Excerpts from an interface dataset
===============
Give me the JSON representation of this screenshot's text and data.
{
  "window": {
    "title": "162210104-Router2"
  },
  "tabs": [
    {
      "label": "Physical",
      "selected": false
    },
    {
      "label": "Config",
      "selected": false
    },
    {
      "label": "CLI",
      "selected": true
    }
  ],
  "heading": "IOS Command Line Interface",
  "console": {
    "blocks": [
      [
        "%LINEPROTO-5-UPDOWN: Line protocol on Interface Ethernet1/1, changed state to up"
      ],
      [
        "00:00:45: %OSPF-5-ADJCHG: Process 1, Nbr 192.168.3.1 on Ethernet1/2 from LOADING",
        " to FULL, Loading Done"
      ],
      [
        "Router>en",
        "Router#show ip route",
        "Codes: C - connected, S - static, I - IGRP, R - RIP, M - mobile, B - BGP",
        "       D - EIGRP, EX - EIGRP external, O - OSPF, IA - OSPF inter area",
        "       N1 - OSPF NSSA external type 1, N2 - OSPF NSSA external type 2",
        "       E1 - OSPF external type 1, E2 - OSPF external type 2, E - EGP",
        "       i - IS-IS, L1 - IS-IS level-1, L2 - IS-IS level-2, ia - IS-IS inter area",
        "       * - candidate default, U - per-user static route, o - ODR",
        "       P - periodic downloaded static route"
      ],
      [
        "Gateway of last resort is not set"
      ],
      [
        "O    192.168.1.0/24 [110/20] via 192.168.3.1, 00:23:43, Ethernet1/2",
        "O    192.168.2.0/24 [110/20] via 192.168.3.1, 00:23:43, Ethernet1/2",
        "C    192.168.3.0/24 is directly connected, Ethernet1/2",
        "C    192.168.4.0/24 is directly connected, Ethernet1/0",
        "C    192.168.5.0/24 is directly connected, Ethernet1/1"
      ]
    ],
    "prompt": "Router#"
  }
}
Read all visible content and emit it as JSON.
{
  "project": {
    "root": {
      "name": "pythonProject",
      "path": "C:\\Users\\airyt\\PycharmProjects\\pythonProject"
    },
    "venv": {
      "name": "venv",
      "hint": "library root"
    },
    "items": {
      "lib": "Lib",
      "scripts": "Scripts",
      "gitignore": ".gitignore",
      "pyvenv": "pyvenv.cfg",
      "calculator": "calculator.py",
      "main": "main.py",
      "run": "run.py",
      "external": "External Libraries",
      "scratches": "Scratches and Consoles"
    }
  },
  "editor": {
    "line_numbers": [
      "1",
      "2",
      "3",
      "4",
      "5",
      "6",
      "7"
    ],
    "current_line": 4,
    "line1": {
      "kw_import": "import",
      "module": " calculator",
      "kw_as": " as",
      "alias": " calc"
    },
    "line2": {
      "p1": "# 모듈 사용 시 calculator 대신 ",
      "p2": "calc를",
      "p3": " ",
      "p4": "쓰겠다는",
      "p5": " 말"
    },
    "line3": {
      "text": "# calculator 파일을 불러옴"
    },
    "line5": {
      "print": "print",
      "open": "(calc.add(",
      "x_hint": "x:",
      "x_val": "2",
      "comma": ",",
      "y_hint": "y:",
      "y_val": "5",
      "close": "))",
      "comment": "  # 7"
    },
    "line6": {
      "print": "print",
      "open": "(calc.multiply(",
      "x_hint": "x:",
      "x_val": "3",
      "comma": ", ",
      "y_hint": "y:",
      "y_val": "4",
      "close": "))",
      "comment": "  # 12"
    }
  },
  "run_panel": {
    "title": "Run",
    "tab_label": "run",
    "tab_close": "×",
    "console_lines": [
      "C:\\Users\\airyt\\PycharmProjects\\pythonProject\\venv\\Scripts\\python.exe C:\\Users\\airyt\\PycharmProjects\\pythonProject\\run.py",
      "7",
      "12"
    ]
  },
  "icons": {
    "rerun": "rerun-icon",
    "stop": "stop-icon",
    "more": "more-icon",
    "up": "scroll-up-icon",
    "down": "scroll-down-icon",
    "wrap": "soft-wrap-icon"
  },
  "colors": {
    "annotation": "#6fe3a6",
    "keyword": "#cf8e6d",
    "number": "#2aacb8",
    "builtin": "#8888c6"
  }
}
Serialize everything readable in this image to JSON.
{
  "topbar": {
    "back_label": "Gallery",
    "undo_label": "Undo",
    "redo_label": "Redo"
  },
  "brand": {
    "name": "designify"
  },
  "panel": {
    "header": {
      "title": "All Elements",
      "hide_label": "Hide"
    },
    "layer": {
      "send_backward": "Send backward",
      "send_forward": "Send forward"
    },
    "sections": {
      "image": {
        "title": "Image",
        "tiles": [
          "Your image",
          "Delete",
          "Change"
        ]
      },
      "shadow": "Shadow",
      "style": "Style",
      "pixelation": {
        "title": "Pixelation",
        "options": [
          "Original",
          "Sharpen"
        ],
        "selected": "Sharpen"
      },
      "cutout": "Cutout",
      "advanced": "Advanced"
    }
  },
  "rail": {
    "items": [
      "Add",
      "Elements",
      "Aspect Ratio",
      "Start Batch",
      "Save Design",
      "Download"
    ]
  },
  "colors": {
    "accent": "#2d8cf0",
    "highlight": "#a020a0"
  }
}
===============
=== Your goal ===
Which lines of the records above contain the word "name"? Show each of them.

=== Task answer ===
      "name": "pythonProject",
      "name": "venv",
    "name": "designify"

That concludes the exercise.